ASSIGNED TASK – For each entry, return the text exactly and omit any image.

(Website and app data records)
Start of Block
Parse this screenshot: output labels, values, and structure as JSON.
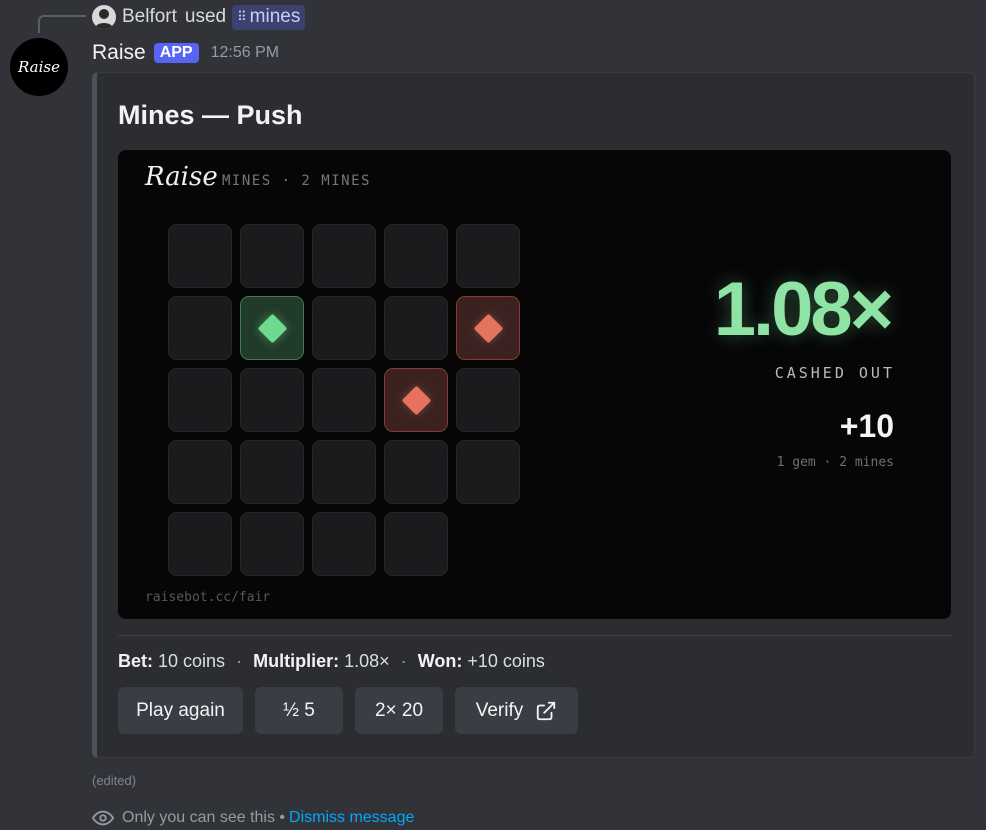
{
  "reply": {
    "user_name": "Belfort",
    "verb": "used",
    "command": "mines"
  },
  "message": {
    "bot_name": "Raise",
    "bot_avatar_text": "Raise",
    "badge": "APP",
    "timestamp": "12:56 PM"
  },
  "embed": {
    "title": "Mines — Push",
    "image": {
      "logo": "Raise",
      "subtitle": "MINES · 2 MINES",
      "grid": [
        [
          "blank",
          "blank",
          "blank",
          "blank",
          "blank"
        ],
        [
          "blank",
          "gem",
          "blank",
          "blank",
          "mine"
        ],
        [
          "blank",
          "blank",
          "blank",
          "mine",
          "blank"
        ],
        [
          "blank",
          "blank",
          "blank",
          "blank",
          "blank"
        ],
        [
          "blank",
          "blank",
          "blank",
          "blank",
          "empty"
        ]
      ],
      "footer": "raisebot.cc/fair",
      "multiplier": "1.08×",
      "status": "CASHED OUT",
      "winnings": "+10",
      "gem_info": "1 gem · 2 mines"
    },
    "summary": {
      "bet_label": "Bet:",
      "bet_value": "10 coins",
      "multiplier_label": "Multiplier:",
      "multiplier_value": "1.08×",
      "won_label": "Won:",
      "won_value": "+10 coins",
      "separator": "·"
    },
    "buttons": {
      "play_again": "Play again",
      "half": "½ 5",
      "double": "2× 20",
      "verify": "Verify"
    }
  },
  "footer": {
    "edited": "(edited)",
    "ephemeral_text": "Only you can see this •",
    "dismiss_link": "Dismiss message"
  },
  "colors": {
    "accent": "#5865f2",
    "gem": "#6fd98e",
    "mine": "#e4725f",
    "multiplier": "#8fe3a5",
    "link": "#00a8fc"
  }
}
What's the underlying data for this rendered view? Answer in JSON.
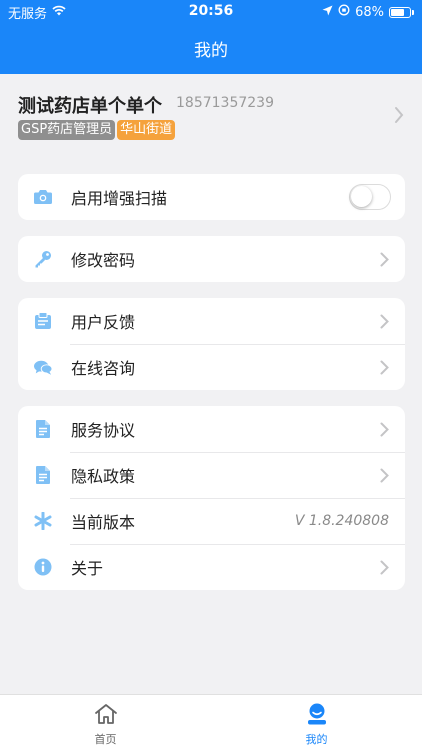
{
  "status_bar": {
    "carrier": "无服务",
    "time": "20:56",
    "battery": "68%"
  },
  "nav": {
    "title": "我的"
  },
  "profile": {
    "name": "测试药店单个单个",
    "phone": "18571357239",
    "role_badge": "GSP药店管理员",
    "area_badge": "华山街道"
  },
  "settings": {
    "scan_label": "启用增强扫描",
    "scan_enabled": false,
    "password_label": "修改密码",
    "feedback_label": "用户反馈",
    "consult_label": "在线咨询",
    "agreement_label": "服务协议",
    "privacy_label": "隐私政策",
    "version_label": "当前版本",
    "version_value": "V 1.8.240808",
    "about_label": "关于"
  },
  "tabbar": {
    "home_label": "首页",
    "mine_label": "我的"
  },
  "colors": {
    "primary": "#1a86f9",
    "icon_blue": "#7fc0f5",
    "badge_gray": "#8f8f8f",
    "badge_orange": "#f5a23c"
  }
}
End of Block
COMPLETED TASK –
Parse this screenshot: output labels, values, and structure as JSON.
{
  "reply": {
    "user_name": "Belfort",
    "verb": "used",
    "command": "mines"
  },
  "message": {
    "bot_name": "Raise",
    "bot_avatar_text": "Raise",
    "badge": "APP",
    "timestamp": "12:56 PM"
  },
  "embed": {
    "title": "Mines — Push",
    "image": {
      "logo": "Raise",
      "subtitle": "MINES · 2 MINES",
      "grid": [
        [
          "blank",
          "blank",
          "blank",
          "blank",
          "blank"
        ],
        [
          "blank",
          "gem",
          "blank",
          "blank",
          "mine"
        ],
        [
          "blank",
          "blank",
          "blank",
          "mine",
          "blank"
        ],
        [
          "blank",
          "blank",
          "blank",
          "blank",
          "blank"
        ],
        [
          "blank",
          "blank",
          "blank",
          "blank",
          "empty"
        ]
      ],
      "footer": "raisebot.cc/fair",
      "multiplier": "1.08×",
      "status": "CASHED OUT",
      "winnings": "+10",
      "gem_info": "1 gem · 2 mines"
    },
    "summary": {
      "bet_label": "Bet:",
      "bet_value": "10 coins",
      "multiplier_label": "Multiplier:",
      "multiplier_value": "1.08×",
      "won_label": "Won:",
      "won_value": "+10 coins",
      "separator": "·"
    },
    "buttons": {
      "play_again": "Play again",
      "half": "½ 5",
      "double": "2× 20",
      "verify": "Verify"
    }
  },
  "footer": {
    "edited": "(edited)",
    "ephemeral_text": "Only you can see this •",
    "dismiss_link": "Dismiss message"
  },
  "colors": {
    "accent": "#5865f2",
    "gem": "#6fd98e",
    "mine": "#e4725f",
    "multiplier": "#8fe3a5",
    "link": "#00a8fc"
  }
}
What's the underlying data for this rendered view? Answer in JSON.
{
  "status_bar": {
    "carrier": "无服务",
    "time": "20:56",
    "battery": "68%"
  },
  "nav": {
    "title": "我的"
  },
  "profile": {
    "name": "测试药店单个单个",
    "phone": "18571357239",
    "role_badge": "GSP药店管理员",
    "area_badge": "华山街道"
  },
  "settings": {
    "scan_label": "启用增强扫描",
    "scan_enabled": false,
    "password_label": "修改密码",
    "feedback_label": "用户反馈",
    "consult_label": "在线咨询",
    "agreement_label": "服务协议",
    "privacy_label": "隐私政策",
    "version_label": "当前版本",
    "version_value": "V 1.8.240808",
    "about_label": "关于"
  },
  "tabbar": {
    "home_label": "首页",
    "mine_label": "我的"
  },
  "colors": {
    "primary": "#1a86f9",
    "icon_blue": "#7fc0f5",
    "badge_gray": "#8f8f8f",
    "badge_orange": "#f5a23c"
  }
}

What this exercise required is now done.